▸ TASK OBJECTIVE: Needed from the data below: all lines that contain the word "true".
Top of DATA EXTRACTS
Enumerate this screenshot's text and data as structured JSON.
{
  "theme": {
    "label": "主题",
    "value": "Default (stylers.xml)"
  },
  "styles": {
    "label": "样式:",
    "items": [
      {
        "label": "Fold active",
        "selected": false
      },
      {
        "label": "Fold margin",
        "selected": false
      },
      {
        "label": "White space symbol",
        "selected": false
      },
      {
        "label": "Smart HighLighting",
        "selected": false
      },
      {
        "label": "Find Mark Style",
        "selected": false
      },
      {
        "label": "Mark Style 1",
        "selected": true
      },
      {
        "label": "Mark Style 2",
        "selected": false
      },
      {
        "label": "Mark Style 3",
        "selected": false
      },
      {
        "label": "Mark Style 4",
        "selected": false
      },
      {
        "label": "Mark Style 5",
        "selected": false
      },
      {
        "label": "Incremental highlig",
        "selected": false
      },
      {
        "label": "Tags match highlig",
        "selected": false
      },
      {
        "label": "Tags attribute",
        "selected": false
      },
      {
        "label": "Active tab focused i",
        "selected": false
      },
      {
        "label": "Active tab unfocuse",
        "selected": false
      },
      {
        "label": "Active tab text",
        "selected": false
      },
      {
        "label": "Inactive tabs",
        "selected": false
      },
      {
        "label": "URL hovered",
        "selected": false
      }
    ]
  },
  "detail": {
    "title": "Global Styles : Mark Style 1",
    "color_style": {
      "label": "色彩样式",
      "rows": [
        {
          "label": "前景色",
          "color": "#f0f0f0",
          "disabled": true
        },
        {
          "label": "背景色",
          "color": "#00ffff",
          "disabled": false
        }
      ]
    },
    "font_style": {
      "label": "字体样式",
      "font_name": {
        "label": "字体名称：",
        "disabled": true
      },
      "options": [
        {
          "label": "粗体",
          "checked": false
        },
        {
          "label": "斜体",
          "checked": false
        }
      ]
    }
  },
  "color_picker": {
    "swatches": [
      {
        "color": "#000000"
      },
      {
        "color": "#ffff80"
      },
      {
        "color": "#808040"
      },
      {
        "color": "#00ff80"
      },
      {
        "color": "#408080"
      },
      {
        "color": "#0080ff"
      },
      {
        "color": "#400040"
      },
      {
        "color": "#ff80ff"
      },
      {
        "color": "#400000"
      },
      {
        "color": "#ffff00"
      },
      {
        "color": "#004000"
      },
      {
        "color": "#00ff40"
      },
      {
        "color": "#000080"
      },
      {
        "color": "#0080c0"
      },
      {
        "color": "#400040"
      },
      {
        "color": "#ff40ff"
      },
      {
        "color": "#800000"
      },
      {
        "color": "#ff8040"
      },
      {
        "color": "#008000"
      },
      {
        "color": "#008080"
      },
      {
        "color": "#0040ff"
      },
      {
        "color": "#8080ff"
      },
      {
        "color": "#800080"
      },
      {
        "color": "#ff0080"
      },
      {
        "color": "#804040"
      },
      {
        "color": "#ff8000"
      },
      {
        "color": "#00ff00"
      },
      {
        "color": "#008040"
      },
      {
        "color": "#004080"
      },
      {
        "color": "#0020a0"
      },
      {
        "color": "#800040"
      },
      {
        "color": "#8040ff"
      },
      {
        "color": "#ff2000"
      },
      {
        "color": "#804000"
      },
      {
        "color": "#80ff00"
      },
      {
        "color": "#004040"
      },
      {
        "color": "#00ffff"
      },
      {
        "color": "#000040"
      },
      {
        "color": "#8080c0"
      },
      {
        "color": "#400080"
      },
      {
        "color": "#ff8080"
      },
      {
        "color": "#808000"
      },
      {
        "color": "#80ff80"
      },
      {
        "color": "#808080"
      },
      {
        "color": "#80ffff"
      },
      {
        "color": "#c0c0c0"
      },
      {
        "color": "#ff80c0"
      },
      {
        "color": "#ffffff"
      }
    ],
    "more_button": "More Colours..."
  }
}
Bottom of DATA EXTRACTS
▸ SOLUTION:
        "selected": true
          "disabled": true
        "disabled": true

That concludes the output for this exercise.